*** Supplied data Section Begins ***
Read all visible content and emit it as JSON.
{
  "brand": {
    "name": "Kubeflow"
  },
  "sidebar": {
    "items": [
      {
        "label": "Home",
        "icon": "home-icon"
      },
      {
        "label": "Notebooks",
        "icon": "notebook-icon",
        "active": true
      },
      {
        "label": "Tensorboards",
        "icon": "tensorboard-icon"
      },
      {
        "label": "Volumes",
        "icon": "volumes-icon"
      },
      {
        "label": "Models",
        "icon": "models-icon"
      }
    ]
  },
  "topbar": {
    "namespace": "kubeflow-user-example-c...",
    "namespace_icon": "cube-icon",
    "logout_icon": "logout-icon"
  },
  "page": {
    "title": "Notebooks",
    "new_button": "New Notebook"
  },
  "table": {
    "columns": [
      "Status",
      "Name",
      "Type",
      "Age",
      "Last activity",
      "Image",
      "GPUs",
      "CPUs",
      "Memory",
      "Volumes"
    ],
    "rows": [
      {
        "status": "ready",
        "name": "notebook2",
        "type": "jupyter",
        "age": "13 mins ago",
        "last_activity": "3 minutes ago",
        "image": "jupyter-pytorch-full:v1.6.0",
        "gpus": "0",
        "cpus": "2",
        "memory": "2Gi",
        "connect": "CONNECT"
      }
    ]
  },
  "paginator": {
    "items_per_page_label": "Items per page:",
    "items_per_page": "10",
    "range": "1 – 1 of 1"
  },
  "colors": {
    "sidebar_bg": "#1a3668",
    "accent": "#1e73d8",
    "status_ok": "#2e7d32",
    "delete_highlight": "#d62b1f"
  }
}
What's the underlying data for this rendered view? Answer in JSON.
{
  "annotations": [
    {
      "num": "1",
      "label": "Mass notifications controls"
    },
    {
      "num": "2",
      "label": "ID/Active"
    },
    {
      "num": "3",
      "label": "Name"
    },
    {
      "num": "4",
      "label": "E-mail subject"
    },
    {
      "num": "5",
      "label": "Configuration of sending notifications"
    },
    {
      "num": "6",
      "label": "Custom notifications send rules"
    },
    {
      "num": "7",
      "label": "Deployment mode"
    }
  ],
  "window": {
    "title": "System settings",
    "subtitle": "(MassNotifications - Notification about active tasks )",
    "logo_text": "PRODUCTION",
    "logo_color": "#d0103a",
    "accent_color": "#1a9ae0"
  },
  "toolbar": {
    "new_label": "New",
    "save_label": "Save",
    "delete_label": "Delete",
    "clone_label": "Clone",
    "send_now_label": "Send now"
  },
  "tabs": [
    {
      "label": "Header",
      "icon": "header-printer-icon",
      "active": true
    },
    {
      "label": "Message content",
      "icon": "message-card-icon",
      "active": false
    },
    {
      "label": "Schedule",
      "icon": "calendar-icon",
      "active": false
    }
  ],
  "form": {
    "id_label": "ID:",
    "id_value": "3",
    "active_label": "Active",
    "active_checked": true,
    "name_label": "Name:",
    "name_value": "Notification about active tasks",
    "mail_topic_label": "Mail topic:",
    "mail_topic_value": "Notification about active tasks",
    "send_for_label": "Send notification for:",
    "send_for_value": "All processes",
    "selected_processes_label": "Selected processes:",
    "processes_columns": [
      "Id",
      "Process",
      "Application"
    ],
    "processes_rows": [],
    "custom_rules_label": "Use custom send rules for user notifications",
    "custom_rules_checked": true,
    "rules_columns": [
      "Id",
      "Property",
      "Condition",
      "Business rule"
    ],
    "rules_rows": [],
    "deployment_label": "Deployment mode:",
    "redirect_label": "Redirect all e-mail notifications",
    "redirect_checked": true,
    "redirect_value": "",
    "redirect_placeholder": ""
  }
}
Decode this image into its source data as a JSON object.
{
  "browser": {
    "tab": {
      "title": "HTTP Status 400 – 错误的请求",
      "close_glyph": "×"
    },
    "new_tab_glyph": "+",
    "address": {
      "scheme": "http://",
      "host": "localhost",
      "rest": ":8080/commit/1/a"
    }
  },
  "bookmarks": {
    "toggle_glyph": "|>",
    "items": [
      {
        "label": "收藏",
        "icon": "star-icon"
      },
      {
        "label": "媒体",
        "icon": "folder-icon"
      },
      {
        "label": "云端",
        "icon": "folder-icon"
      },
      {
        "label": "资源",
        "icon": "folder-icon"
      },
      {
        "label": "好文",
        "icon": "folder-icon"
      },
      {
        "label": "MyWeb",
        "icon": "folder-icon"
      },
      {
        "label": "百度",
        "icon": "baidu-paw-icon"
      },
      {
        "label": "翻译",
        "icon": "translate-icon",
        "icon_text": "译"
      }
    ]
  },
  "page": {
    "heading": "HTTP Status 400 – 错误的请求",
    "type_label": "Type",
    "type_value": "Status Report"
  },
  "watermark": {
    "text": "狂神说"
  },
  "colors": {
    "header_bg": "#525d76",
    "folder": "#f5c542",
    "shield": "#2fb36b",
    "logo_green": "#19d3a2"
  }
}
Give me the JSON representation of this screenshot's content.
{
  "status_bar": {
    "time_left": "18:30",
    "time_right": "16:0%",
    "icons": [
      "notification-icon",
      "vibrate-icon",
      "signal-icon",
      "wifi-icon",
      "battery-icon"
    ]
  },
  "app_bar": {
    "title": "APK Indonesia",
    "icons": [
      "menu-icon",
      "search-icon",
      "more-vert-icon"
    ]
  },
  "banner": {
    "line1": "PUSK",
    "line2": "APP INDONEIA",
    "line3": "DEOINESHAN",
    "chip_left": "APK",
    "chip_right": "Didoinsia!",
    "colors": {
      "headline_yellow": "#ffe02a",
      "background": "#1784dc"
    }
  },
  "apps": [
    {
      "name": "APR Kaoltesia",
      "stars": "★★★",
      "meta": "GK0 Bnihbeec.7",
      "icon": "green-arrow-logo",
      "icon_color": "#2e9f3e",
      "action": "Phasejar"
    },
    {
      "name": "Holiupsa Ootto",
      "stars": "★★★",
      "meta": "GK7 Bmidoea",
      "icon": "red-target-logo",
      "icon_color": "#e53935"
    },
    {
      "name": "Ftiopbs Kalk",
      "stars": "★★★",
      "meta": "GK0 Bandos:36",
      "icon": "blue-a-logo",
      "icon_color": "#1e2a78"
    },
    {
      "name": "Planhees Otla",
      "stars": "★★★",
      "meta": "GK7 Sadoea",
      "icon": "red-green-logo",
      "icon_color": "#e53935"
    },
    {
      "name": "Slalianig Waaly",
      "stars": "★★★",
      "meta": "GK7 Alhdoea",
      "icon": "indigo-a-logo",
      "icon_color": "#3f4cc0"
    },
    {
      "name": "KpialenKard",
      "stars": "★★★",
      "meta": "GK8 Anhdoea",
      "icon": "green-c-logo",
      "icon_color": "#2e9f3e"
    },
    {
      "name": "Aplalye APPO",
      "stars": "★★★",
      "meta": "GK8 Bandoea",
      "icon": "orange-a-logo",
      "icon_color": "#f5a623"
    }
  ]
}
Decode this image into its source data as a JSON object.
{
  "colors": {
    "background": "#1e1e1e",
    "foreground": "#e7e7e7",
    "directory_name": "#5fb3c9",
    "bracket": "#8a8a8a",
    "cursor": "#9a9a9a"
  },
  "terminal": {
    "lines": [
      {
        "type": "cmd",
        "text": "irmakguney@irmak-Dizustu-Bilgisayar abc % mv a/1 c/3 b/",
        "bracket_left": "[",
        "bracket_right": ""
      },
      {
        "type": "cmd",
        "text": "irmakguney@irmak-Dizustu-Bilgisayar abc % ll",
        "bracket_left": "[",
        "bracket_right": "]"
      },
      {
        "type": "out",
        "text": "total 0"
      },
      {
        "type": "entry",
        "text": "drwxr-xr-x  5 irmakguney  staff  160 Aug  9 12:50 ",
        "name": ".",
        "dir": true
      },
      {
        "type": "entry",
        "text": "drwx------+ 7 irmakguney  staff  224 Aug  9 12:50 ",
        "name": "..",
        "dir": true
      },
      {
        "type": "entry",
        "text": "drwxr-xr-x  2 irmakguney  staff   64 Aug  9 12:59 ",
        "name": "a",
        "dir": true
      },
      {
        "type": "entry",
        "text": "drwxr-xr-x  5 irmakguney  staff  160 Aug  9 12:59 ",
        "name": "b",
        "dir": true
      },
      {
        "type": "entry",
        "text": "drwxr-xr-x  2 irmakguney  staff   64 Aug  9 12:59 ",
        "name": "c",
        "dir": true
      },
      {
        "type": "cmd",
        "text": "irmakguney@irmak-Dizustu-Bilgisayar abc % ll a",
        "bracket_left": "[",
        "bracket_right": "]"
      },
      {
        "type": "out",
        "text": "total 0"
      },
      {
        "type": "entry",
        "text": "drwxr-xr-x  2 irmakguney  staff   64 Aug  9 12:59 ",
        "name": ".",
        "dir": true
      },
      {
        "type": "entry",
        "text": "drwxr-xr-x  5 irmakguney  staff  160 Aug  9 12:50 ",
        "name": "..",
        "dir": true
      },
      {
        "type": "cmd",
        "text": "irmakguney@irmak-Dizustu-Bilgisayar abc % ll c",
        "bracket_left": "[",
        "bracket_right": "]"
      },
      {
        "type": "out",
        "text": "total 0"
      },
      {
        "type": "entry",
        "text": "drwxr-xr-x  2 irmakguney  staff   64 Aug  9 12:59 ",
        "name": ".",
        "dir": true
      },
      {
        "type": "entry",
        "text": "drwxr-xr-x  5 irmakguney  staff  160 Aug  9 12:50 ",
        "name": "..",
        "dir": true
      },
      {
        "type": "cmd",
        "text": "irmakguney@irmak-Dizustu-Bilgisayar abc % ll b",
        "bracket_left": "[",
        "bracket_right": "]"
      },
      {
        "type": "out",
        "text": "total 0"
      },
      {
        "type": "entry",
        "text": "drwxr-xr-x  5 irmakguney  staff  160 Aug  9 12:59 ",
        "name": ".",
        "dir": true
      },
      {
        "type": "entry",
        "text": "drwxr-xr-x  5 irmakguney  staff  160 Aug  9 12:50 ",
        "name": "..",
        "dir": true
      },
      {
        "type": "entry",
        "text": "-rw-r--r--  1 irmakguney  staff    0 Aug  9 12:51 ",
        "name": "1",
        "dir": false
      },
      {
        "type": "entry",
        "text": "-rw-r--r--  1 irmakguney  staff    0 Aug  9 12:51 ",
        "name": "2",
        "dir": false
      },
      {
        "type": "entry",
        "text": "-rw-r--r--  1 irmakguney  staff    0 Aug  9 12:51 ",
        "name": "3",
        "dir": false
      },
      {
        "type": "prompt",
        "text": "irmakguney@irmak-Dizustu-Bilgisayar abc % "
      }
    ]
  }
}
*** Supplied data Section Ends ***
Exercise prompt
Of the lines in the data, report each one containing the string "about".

Written solution
    "subtitle": "(MassNotifications - Notification about active tasks )",
    "name_value": "Notification about active tasks",
    "mail_topic_value": "Notification about active tasks",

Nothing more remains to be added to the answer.